■ MATERIALS PROVIDED:
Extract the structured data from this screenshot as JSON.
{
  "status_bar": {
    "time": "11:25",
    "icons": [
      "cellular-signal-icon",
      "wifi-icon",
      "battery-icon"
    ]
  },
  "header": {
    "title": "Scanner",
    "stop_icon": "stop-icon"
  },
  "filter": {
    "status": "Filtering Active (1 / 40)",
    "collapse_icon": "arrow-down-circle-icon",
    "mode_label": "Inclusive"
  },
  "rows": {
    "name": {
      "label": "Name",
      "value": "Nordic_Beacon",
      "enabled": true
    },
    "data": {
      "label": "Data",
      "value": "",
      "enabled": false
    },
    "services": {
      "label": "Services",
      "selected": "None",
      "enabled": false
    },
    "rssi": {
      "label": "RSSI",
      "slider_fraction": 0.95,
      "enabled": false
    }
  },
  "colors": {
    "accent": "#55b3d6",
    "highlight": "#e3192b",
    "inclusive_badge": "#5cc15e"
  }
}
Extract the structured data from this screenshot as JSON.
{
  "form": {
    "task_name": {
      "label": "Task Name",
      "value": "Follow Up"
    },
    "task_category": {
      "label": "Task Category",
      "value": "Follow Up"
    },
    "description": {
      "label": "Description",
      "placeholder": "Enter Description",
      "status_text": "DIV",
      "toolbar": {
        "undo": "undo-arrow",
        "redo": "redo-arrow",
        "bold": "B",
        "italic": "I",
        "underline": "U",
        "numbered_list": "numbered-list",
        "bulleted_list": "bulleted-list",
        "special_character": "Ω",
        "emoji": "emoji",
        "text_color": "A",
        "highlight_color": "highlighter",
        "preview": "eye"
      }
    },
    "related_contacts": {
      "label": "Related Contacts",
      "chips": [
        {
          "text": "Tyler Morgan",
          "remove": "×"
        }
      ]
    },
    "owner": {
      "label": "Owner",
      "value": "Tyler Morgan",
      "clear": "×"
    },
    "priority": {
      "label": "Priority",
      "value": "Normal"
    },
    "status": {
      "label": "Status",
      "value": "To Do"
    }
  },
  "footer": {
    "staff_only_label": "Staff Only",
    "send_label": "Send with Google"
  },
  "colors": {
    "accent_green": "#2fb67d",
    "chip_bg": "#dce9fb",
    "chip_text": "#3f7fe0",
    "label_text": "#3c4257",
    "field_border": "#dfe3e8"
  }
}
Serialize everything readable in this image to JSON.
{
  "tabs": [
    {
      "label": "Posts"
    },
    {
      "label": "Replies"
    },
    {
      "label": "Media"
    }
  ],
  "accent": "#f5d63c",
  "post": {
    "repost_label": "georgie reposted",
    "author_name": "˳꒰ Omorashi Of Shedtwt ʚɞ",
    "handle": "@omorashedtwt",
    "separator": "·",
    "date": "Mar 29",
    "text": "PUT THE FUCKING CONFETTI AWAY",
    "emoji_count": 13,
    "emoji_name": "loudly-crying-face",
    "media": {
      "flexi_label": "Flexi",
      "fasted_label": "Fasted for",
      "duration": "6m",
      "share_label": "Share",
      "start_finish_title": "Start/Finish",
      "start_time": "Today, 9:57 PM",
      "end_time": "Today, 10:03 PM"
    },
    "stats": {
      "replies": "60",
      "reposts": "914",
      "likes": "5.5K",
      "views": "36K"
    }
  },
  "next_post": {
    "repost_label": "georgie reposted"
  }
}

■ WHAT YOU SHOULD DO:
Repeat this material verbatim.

■ SOLUTION:
Extract the structured data from this screenshot as JSON.
{
  "status_bar": {
    "time": "11:25",
    "icons": [
      "cellular-signal-icon",
      "wifi-icon",
      "battery-icon"
    ]
  },
  "header": {
    "title": "Scanner",
    "stop_icon": "stop-icon"
  },
  "filter": {
    "status": "Filtering Active (1 / 40)",
    "collapse_icon": "arrow-down-circle-icon",
    "mode_label": "Inclusive"
  },
  "rows": {
    "name": {
      "label": "Name",
      "value": "Nordic_Beacon",
      "enabled": true
    },
    "data": {
      "label": "Data",
      "value": "",
      "enabled": false
    },
    "services": {
      "label": "Services",
      "selected": "None",
      "enabled": false
    },
    "rssi": {
      "label": "RSSI",
      "slider_fraction": 0.95,
      "enabled": false
    }
  },
  "colors": {
    "accent": "#55b3d6",
    "highlight": "#e3192b",
    "inclusive_badge": "#5cc15e"
  }
}
Extract the structured data from this screenshot as JSON.
{
  "form": {
    "task_name": {
      "label": "Task Name",
      "value": "Follow Up"
    },
    "task_category": {
      "label": "Task Category",
      "value": "Follow Up"
    },
    "description": {
      "label": "Description",
      "placeholder": "Enter Description",
      "status_text": "DIV",
      "toolbar": {
        "undo": "undo-arrow",
        "redo": "redo-arrow",
        "bold": "B",
        "italic": "I",
        "underline": "U",
        "numbered_list": "numbered-list",
        "bulleted_list": "bulleted-list",
        "special_character": "Ω",
        "emoji": "emoji",
        "text_color": "A",
        "highlight_color": "highlighter",
        "preview": "eye"
      }
    },
    "related_contacts": {
      "label": "Related Contacts",
      "chips": [
        {
          "text": "Tyler Morgan",
          "remove": "×"
        }
      ]
    },
    "owner": {
      "label": "Owner",
      "value": "Tyler Morgan",
      "clear": "×"
    },
    "priority": {
      "label": "Priority",
      "value": "Normal"
    },
    "status": {
      "label": "Status",
      "value": "To Do"
    }
  },
  "footer": {
    "staff_only_label": "Staff Only",
    "send_label": "Send with Google"
  },
  "colors": {
    "accent_green": "#2fb67d",
    "chip_bg": "#dce9fb",
    "chip_text": "#3f7fe0",
    "label_text": "#3c4257",
    "field_border": "#dfe3e8"
  }
}
Serialize everything readable in this image to JSON.
{
  "tabs": [
    {
      "label": "Posts"
    },
    {
      "label": "Replies"
    },
    {
      "label": "Media"
    }
  ],
  "accent": "#f5d63c",
  "post": {
    "repost_label": "georgie reposted",
    "author_name": "˳꒰ Omorashi Of Shedtwt ʚɞ",
    "handle": "@omorashedtwt",
    "separator": "·",
    "date": "Mar 29",
    "text": "PUT THE FUCKING CONFETTI AWAY",
    "emoji_count": 13,
    "emoji_name": "loudly-crying-face",
    "media": {
      "flexi_label": "Flexi",
      "fasted_label": "Fasted for",
      "duration": "6m",
      "share_label": "Share",
      "start_finish_title": "Start/Finish",
      "start_time": "Today, 9:57 PM",
      "end_time": "Today, 10:03 PM"
    },
    "stats": {
      "replies": "60",
      "reposts": "914",
      "likes": "5.5K",
      "views": "36K"
    }
  },
  "next_post": {
    "repost_label": "georgie reposted"
  }
}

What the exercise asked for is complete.